Louisa Shannon and Sean Mitchell are two shining role models for all students but especially for black students. They have successfully navigated the honors/AP program at OPRF High School and excelled to the highest heights. Their stories and success strategies are beneficial to all students.
Holding up and reading from the article, I stood before a new group of black seventh grade algebra students and their parents in the Math Academy* at Brooks Middle School. I read to students, "You can be a good student and still be Afro-centric, have friends from other cultures ... Harvard University is the destination for Sean Mitchell, a star water polo player and football quarterback."
This article is living proof that a lot of the "hype" that black students hear about academic excellence just doesn't add up. I read to parents the sage advice that Louisa Shannon shared about the kinds of supports her parents provided for her. Louisa's parents "help me pick my classes, go to see my teachers ..., ask about my school work and what I'm studying, they read my papers."
Her words: "Minority parents should read the course selection and realize that they don't always have to accept class placements. ... Some people get tracked early and people don't expect them to do more."
And this point was reinforced in the Our Views editorial that stated, "African-American parents are not as savvy when it comes to working the placement system." Sounds like parent marching orders to me and this information has been tried and found true.
So our 90-minute discussion began with this article and the editorial as teaching tools, and this was just our first lesson using both. We have yet to discuss work ethic and the importance of service to the community or how one becomes savvy about placement. These pieces are just chock full of lessons for students and parents. So we have new resources that we will use with every group of our students.
Thanks to the author, Diana Oleszczuk and to the editor.
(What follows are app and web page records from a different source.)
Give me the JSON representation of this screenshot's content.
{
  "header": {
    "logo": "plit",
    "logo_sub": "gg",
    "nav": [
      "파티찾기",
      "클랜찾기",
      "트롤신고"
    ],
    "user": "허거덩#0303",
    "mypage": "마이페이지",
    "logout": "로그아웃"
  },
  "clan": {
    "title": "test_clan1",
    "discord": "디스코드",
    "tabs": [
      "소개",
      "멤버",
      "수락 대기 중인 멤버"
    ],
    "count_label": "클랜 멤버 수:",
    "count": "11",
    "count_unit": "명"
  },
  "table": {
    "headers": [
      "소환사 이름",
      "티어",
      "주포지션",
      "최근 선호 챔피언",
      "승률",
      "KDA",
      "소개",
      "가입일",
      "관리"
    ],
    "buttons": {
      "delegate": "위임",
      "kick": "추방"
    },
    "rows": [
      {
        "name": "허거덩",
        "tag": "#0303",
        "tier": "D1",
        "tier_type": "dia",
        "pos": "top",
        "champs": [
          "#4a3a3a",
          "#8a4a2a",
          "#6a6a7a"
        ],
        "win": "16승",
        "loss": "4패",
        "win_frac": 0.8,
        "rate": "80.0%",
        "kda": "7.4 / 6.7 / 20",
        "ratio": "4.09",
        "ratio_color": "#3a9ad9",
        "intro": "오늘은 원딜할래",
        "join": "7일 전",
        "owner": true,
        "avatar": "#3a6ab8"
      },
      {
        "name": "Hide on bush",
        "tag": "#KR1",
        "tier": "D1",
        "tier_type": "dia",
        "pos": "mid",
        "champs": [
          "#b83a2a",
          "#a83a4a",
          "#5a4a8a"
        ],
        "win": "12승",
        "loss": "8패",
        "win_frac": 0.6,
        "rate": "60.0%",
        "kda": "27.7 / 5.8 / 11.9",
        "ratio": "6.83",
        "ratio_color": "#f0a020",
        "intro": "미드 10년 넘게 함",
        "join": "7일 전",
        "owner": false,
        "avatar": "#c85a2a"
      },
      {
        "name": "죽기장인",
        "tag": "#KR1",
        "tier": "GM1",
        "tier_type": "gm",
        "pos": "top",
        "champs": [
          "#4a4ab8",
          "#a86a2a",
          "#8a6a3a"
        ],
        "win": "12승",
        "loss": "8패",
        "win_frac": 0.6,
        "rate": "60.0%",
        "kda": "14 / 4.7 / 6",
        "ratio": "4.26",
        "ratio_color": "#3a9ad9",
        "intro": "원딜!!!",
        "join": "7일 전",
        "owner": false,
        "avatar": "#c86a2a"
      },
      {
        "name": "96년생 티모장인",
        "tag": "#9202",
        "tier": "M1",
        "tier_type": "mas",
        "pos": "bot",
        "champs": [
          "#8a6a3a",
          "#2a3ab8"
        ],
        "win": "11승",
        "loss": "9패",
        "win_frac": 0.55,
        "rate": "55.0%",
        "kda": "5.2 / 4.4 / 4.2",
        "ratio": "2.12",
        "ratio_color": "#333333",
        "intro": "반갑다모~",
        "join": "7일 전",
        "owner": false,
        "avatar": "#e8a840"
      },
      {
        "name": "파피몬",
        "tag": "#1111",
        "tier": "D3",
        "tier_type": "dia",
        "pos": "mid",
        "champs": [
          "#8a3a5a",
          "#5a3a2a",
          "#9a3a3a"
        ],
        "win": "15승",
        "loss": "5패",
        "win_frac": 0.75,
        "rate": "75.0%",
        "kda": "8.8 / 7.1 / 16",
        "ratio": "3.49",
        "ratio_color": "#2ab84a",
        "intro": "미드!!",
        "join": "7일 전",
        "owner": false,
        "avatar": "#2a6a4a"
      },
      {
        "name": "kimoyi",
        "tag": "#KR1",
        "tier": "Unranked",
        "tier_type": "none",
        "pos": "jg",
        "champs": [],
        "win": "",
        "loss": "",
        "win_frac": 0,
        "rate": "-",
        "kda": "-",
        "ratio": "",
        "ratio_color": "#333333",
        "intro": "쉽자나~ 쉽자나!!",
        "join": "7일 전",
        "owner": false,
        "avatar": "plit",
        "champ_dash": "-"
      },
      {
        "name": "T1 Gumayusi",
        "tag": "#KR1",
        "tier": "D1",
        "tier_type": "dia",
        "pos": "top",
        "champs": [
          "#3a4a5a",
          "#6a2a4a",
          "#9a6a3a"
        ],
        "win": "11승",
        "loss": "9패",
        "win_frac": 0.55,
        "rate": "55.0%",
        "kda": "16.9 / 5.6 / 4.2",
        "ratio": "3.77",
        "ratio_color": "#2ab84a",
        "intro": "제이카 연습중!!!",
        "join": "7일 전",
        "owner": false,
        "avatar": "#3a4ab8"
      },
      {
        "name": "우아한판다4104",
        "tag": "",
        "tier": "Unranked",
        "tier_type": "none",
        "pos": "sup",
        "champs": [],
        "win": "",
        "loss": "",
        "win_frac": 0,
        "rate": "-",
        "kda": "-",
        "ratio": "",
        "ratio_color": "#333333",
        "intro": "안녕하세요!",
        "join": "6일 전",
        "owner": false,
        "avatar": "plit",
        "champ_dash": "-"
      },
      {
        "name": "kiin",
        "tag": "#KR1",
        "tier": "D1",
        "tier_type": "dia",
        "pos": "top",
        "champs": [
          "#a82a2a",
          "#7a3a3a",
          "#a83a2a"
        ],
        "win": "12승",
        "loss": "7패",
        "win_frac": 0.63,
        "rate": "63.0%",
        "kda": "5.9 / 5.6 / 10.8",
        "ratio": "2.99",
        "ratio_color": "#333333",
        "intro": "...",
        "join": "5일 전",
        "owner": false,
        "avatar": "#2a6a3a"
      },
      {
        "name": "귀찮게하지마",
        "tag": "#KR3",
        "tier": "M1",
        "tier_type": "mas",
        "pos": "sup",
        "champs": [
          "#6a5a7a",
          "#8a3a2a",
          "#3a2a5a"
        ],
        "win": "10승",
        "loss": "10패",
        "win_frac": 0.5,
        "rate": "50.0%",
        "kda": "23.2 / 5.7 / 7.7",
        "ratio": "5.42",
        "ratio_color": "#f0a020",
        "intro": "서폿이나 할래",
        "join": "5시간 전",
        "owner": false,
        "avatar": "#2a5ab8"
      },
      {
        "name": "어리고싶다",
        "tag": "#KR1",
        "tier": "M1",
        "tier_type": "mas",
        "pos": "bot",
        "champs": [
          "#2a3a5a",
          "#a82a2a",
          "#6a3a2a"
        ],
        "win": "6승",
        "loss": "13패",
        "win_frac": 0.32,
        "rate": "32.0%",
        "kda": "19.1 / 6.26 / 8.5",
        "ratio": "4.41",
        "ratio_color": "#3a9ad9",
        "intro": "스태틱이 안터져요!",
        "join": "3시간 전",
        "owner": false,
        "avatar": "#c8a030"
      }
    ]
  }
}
It isn't every day that an article and an editorial become teaching tools for students and parents.
*The Math Academy is a parent volunteer effort whose aim is to increase the number of black students from Brooks Middle School in honors math at OPRF.
Math Academy coordinator, Dist. 97 school board member